Dataset records Block Start

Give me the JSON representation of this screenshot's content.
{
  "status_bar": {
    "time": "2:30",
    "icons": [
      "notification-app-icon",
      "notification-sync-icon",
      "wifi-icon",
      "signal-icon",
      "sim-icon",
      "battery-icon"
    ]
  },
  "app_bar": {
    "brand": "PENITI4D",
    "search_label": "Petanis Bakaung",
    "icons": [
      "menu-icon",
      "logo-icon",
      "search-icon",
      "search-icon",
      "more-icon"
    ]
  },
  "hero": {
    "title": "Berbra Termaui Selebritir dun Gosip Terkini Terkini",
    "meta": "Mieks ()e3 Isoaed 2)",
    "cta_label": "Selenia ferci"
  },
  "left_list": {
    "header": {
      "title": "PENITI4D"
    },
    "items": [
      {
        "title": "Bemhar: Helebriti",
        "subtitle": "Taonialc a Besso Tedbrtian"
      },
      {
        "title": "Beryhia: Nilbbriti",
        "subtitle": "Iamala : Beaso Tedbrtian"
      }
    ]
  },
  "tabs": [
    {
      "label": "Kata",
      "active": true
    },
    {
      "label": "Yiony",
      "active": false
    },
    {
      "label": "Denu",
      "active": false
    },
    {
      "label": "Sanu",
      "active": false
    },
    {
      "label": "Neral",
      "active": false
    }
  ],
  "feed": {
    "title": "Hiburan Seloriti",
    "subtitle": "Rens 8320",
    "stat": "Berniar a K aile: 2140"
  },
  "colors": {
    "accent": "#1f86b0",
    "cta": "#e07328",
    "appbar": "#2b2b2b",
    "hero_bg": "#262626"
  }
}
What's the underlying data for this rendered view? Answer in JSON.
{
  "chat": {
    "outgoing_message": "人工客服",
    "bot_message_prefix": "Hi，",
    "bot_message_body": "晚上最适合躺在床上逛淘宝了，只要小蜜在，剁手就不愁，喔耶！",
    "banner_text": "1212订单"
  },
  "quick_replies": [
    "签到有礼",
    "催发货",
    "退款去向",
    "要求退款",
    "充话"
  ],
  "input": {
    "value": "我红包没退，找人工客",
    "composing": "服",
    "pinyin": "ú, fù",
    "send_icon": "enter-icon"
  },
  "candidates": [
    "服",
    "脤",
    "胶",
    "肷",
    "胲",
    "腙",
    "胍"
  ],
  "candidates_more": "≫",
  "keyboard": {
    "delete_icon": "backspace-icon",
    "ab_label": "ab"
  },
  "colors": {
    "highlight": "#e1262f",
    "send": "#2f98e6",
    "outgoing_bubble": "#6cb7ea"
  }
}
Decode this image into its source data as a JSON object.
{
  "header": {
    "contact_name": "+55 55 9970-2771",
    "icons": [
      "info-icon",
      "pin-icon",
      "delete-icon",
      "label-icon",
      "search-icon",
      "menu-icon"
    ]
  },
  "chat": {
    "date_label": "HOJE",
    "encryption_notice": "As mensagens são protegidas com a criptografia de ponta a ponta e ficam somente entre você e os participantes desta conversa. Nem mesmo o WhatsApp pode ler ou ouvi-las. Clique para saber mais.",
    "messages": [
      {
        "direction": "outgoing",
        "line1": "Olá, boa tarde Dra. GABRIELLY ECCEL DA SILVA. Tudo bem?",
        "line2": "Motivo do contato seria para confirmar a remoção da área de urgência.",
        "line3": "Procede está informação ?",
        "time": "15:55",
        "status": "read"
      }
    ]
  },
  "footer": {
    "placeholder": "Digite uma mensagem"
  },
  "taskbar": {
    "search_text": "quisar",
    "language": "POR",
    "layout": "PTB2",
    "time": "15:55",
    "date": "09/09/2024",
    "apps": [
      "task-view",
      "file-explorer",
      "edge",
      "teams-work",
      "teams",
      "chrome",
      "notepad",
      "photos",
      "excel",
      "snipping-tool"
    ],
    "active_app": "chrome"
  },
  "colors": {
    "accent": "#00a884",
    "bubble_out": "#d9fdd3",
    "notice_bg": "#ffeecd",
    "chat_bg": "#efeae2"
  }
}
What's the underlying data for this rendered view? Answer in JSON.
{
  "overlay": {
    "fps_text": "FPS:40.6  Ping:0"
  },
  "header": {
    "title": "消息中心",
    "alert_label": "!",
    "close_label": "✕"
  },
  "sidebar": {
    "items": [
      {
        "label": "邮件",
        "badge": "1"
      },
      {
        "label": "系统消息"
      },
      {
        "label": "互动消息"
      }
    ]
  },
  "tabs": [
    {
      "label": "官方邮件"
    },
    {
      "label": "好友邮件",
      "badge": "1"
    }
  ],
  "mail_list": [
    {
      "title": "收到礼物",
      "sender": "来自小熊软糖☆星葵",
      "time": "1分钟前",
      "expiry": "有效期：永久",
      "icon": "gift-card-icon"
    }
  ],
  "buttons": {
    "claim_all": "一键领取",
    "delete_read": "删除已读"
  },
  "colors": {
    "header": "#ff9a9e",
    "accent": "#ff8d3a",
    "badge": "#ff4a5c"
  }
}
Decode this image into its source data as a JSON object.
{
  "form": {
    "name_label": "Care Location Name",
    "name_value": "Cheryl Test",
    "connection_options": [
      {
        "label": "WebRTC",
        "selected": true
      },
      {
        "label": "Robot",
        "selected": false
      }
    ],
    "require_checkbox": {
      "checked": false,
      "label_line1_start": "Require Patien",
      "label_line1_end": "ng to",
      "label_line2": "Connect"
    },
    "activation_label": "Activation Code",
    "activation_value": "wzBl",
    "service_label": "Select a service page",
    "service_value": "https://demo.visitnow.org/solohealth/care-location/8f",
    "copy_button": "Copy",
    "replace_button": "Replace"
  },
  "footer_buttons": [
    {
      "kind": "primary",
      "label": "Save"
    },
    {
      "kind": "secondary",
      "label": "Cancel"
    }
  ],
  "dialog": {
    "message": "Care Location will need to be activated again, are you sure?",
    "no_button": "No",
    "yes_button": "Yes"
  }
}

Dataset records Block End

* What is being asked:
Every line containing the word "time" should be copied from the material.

* Solution to the exercise:
    "time": "2:30",
        "time": "15:55",
    "time": "15:55",
      "time": "1分钟前",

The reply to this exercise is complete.